__Work task__
Gather all lines in the records below that include the word "value".

__Saved data entries__
= = =
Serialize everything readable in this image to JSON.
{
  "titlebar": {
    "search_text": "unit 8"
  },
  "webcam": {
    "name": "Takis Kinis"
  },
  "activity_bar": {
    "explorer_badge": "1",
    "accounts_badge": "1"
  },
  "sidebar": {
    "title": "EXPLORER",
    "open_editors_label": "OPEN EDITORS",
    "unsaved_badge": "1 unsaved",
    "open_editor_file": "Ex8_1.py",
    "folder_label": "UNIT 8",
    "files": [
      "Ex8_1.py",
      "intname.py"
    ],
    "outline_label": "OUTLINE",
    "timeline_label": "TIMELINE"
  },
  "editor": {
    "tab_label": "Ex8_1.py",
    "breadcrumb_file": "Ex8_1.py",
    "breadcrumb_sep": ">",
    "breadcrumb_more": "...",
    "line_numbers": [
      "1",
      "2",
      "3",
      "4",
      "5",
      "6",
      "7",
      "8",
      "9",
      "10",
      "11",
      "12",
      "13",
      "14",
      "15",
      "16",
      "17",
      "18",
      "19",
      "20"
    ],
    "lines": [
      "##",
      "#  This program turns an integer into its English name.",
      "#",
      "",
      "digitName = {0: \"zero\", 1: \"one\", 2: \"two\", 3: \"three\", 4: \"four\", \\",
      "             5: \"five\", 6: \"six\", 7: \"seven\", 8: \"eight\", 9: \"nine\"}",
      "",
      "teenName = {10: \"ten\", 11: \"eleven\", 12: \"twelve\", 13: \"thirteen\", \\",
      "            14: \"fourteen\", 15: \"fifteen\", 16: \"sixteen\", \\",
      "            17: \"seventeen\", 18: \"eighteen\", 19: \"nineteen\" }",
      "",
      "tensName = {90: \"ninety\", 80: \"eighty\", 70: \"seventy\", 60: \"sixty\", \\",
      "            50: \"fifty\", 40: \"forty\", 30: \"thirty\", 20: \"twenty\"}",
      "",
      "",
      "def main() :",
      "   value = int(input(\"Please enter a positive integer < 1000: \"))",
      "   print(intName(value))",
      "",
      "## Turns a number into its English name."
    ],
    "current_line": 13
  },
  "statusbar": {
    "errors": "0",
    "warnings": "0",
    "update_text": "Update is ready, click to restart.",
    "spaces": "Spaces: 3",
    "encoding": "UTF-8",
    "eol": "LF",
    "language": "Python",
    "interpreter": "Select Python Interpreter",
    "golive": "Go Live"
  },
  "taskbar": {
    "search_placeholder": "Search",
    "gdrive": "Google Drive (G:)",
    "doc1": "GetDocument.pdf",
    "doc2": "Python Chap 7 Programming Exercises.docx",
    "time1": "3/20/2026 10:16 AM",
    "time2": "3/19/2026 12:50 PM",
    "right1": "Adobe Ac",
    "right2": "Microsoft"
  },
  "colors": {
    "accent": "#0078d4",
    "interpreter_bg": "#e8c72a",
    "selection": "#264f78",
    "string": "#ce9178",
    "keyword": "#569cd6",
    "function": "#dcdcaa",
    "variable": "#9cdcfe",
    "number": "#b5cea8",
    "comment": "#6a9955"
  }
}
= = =
__Solution to the exercise__
      "   value = int(input(\"Please enter a positive integer < 1000: \"))",
      "   print(intName(value))",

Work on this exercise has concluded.